* PROBLEM:
Once the records have been read, set every one down as it stands.
=== Begin Enclosure ===
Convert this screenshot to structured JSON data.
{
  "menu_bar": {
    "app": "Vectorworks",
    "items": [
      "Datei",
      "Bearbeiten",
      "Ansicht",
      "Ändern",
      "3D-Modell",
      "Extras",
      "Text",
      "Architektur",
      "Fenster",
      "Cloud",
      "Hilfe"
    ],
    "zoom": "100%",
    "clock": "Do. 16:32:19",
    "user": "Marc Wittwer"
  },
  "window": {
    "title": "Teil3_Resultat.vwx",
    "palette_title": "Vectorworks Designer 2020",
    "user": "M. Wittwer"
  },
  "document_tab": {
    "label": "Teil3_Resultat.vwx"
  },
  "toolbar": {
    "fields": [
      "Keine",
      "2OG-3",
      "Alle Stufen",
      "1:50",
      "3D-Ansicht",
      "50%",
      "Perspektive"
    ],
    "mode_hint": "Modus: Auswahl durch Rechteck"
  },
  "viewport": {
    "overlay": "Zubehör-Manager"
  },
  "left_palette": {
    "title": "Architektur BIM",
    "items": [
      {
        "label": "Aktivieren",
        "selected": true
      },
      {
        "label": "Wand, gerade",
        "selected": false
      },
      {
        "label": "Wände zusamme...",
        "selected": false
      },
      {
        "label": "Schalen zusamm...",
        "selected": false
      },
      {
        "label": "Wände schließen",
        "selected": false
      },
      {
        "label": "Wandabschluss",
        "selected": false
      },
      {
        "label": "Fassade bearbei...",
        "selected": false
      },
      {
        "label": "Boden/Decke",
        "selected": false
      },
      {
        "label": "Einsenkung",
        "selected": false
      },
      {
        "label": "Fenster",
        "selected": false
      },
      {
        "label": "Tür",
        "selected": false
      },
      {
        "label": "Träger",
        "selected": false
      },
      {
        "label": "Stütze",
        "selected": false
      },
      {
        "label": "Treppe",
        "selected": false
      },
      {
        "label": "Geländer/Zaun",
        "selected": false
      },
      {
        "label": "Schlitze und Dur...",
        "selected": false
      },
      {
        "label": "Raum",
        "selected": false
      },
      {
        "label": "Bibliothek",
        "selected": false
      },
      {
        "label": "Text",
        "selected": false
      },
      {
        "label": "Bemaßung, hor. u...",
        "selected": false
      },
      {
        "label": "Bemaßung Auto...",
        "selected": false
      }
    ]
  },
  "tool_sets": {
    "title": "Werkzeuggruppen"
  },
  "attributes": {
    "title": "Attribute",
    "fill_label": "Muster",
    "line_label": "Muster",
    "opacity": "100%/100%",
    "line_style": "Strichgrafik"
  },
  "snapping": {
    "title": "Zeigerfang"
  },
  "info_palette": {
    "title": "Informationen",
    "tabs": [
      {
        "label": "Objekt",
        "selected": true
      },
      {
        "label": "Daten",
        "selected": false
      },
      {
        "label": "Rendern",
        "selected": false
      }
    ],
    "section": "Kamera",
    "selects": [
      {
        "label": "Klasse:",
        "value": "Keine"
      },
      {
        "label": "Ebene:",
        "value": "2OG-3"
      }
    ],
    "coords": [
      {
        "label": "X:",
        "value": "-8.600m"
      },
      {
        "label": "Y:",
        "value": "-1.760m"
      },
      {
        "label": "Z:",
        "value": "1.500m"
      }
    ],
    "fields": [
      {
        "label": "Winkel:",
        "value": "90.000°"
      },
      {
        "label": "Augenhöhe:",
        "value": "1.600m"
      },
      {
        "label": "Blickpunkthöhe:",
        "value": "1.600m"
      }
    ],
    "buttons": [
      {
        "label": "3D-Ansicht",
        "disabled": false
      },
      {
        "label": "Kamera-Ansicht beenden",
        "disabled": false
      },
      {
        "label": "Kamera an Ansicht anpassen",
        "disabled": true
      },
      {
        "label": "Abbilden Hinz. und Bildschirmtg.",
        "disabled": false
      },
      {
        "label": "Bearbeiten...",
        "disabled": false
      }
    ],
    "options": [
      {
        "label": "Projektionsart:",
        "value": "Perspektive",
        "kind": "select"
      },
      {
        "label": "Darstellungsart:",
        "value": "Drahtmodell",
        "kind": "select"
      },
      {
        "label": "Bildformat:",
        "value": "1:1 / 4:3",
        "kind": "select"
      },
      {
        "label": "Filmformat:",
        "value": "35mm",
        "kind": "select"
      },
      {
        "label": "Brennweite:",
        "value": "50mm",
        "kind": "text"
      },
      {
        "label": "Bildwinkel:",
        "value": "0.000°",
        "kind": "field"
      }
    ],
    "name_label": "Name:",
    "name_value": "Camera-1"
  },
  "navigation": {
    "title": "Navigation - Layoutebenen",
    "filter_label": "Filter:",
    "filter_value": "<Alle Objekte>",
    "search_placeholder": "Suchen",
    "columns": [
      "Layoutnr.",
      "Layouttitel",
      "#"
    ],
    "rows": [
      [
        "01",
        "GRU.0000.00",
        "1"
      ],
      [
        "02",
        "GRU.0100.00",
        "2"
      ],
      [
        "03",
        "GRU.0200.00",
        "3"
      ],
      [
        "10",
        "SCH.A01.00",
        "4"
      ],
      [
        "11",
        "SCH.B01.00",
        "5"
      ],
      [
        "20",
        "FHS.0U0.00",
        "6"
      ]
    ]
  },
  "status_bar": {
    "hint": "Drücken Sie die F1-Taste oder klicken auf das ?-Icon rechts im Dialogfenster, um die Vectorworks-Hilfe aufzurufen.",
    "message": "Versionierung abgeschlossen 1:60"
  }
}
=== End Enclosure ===
* THE COMPLETED TASK:
Convert this screenshot to structured JSON data.
{
  "menu_bar": {
    "app": "Vectorworks",
    "items": [
      "Datei",
      "Bearbeiten",
      "Ansicht",
      "Ändern",
      "3D-Modell",
      "Extras",
      "Text",
      "Architektur",
      "Fenster",
      "Cloud",
      "Hilfe"
    ],
    "zoom": "100%",
    "clock": "Do. 16:32:19",
    "user": "Marc Wittwer"
  },
  "window": {
    "title": "Teil3_Resultat.vwx",
    "palette_title": "Vectorworks Designer 2020",
    "user": "M. Wittwer"
  },
  "document_tab": {
    "label": "Teil3_Resultat.vwx"
  },
  "toolbar": {
    "fields": [
      "Keine",
      "2OG-3",
      "Alle Stufen",
      "1:50",
      "3D-Ansicht",
      "50%",
      "Perspektive"
    ],
    "mode_hint": "Modus: Auswahl durch Rechteck"
  },
  "viewport": {
    "overlay": "Zubehör-Manager"
  },
  "left_palette": {
    "title": "Architektur BIM",
    "items": [
      {
        "label": "Aktivieren",
        "selected": true
      },
      {
        "label": "Wand, gerade",
        "selected": false
      },
      {
        "label": "Wände zusamme...",
        "selected": false
      },
      {
        "label": "Schalen zusamm...",
        "selected": false
      },
      {
        "label": "Wände schließen",
        "selected": false
      },
      {
        "label": "Wandabschluss",
        "selected": false
      },
      {
        "label": "Fassade bearbei...",
        "selected": false
      },
      {
        "label": "Boden/Decke",
        "selected": false
      },
      {
        "label": "Einsenkung",
        "selected": false
      },
      {
        "label": "Fenster",
        "selected": false
      },
      {
        "label": "Tür",
        "selected": false
      },
      {
        "label": "Träger",
        "selected": false
      },
      {
        "label": "Stütze",
        "selected": false
      },
      {
        "label": "Treppe",
        "selected": false
      },
      {
        "label": "Geländer/Zaun",
        "selected": false
      },
      {
        "label": "Schlitze und Dur...",
        "selected": false
      },
      {
        "label": "Raum",
        "selected": false
      },
      {
        "label": "Bibliothek",
        "selected": false
      },
      {
        "label": "Text",
        "selected": false
      },
      {
        "label": "Bemaßung, hor. u...",
        "selected": false
      },
      {
        "label": "Bemaßung Auto...",
        "selected": false
      }
    ]
  },
  "tool_sets": {
    "title": "Werkzeuggruppen"
  },
  "attributes": {
    "title": "Attribute",
    "fill_label": "Muster",
    "line_label": "Muster",
    "opacity": "100%/100%",
    "line_style": "Strichgrafik"
  },
  "snapping": {
    "title": "Zeigerfang"
  },
  "info_palette": {
    "title": "Informationen",
    "tabs": [
      {
        "label": "Objekt",
        "selected": true
      },
      {
        "label": "Daten",
        "selected": false
      },
      {
        "label": "Rendern",
        "selected": false
      }
    ],
    "section": "Kamera",
    "selects": [
      {
        "label": "Klasse:",
        "value": "Keine"
      },
      {
        "label": "Ebene:",
        "value": "2OG-3"
      }
    ],
    "coords": [
      {
        "label": "X:",
        "value": "-8.600m"
      },
      {
        "label": "Y:",
        "value": "-1.760m"
      },
      {
        "label": "Z:",
        "value": "1.500m"
      }
    ],
    "fields": [
      {
        "label": "Winkel:",
        "value": "90.000°"
      },
      {
        "label": "Augenhöhe:",
        "value": "1.600m"
      },
      {
        "label": "Blickpunkthöhe:",
        "value": "1.600m"
      }
    ],
    "buttons": [
      {
        "label": "3D-Ansicht",
        "disabled": false
      },
      {
        "label": "Kamera-Ansicht beenden",
        "disabled": false
      },
      {
        "label": "Kamera an Ansicht anpassen",
        "disabled": true
      },
      {
        "label": "Abbilden Hinz. und Bildschirmtg.",
        "disabled": false
      },
      {
        "label": "Bearbeiten...",
        "disabled": false
      }
    ],
    "options": [
      {
        "label": "Projektionsart:",
        "value": "Perspektive",
        "kind": "select"
      },
      {
        "label": "Darstellungsart:",
        "value": "Drahtmodell",
        "kind": "select"
      },
      {
        "label": "Bildformat:",
        "value": "1:1 / 4:3",
        "kind": "select"
      },
      {
        "label": "Filmformat:",
        "value": "35mm",
        "kind": "select"
      },
      {
        "label": "Brennweite:",
        "value": "50mm",
        "kind": "text"
      },
      {
        "label": "Bildwinkel:",
        "value": "0.000°",
        "kind": "field"
      }
    ],
    "name_label": "Name:",
    "name_value": "Camera-1"
  },
  "navigation": {
    "title": "Navigation - Layoutebenen",
    "filter_label": "Filter:",
    "filter_value": "<Alle Objekte>",
    "search_placeholder": "Suchen",
    "columns": [
      "Layoutnr.",
      "Layouttitel",
      "#"
    ],
    "rows": [
      [
        "01",
        "GRU.0000.00",
        "1"
      ],
      [
        "02",
        "GRU.0100.00",
        "2"
      ],
      [
        "03",
        "GRU.0200.00",
        "3"
      ],
      [
        "10",
        "SCH.A01.00",
        "4"
      ],
      [
        "11",
        "SCH.B01.00",
        "5"
      ],
      [
        "20",
        "FHS.0U0.00",
        "6"
      ]
    ]
  },
  "status_bar": {
    "hint": "Drücken Sie die F1-Taste oder klicken auf das ?-Icon rechts im Dialogfenster, um die Vectorworks-Hilfe aufzurufen.",
    "message": "Versionierung abgeschlossen 1:60"
  }
}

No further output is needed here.